**Task instructions**
Each line of the data below either holds "pincel" or does not. Report how many do, and only that.

**Material provided**
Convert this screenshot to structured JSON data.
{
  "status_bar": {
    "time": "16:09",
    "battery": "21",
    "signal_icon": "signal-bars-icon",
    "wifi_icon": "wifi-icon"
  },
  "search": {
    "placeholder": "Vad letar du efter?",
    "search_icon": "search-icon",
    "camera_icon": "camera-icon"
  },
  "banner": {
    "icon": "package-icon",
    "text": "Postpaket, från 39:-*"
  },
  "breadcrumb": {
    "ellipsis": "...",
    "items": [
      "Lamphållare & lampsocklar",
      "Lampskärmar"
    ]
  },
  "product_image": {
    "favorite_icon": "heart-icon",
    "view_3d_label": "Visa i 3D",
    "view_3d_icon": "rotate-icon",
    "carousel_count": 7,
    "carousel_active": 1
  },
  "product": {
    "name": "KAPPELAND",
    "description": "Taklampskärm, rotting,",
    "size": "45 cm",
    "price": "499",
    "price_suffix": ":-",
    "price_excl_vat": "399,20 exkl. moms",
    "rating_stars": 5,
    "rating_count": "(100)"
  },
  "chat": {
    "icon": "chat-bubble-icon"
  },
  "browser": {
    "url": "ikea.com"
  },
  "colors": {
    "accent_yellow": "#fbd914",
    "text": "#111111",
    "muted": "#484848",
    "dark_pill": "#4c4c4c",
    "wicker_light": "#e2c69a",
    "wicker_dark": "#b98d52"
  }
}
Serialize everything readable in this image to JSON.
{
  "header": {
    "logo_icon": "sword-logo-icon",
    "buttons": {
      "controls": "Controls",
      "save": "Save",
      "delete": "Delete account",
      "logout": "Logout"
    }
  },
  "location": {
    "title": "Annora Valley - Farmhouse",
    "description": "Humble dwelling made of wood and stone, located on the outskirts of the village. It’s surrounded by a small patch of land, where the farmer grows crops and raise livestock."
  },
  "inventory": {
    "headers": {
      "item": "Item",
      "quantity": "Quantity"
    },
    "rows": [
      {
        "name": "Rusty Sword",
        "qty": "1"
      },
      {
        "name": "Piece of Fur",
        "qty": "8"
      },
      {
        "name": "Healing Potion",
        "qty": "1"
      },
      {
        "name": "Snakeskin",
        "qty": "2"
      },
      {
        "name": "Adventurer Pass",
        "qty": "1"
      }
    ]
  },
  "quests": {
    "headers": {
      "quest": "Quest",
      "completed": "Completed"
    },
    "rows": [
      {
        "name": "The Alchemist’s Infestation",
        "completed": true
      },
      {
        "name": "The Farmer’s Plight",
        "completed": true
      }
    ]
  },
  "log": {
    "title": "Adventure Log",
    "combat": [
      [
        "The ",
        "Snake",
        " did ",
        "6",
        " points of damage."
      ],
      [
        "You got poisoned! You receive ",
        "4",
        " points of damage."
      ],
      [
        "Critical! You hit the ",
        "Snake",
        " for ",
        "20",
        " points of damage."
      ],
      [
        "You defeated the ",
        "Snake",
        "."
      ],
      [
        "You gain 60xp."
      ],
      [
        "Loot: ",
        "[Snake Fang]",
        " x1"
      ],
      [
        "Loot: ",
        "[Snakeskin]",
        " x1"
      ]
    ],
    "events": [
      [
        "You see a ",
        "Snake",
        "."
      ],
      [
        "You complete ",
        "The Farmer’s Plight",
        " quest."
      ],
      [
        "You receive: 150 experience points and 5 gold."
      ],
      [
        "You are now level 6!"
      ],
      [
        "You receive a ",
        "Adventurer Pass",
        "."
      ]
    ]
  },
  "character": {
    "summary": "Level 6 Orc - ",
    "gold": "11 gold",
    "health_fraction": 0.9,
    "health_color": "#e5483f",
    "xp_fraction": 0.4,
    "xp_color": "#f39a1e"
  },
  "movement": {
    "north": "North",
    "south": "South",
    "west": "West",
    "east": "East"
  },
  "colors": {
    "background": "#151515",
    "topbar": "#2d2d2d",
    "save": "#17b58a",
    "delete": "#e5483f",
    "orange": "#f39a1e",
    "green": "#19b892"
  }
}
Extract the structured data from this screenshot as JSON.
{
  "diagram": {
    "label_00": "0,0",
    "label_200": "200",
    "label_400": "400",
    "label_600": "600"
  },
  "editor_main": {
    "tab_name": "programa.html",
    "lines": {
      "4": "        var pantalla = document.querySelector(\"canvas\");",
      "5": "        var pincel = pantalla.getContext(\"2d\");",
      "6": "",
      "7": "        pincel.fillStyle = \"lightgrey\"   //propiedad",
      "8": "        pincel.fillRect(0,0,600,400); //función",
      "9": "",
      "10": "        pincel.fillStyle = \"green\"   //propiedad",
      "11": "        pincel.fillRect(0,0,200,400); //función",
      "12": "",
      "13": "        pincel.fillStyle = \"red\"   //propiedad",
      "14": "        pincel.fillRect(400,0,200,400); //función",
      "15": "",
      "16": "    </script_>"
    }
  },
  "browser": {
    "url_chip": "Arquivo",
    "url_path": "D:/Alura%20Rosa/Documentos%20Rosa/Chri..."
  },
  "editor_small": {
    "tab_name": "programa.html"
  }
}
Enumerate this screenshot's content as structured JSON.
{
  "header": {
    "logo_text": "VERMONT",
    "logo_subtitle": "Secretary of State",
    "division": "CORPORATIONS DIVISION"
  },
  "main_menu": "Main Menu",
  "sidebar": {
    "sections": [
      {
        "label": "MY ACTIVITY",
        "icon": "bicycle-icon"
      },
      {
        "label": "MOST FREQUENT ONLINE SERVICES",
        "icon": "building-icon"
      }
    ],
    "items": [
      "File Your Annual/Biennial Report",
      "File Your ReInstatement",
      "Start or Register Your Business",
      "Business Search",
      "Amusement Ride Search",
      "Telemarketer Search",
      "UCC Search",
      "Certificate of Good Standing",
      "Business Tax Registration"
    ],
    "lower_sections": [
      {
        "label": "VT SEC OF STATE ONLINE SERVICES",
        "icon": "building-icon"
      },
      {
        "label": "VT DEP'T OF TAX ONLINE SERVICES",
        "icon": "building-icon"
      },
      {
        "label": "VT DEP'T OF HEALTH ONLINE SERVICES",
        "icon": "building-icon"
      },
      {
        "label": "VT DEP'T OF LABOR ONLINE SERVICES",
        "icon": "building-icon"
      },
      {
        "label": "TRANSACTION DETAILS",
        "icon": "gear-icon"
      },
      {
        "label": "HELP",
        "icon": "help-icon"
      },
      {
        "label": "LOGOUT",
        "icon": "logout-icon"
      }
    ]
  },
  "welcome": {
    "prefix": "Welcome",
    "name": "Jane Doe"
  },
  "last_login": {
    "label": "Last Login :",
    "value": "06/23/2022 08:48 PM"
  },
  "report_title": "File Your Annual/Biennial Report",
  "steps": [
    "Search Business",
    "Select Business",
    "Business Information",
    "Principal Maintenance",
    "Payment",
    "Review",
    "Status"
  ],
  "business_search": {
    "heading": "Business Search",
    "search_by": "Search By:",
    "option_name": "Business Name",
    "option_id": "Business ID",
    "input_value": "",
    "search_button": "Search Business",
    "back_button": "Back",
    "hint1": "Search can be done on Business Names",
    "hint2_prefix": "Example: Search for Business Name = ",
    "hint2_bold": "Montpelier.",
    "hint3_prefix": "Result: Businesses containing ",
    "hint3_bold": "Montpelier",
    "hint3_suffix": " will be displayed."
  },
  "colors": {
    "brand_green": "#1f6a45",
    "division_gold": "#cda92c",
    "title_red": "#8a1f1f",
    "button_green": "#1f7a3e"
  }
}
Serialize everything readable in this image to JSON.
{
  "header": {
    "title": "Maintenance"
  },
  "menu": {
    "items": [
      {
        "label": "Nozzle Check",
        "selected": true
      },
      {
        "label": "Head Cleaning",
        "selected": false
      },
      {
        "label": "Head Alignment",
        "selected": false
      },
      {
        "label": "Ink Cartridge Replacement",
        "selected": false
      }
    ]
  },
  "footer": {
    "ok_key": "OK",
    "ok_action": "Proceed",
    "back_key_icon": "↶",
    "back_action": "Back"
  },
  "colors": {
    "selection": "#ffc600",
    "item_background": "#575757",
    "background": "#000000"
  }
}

**Response**
7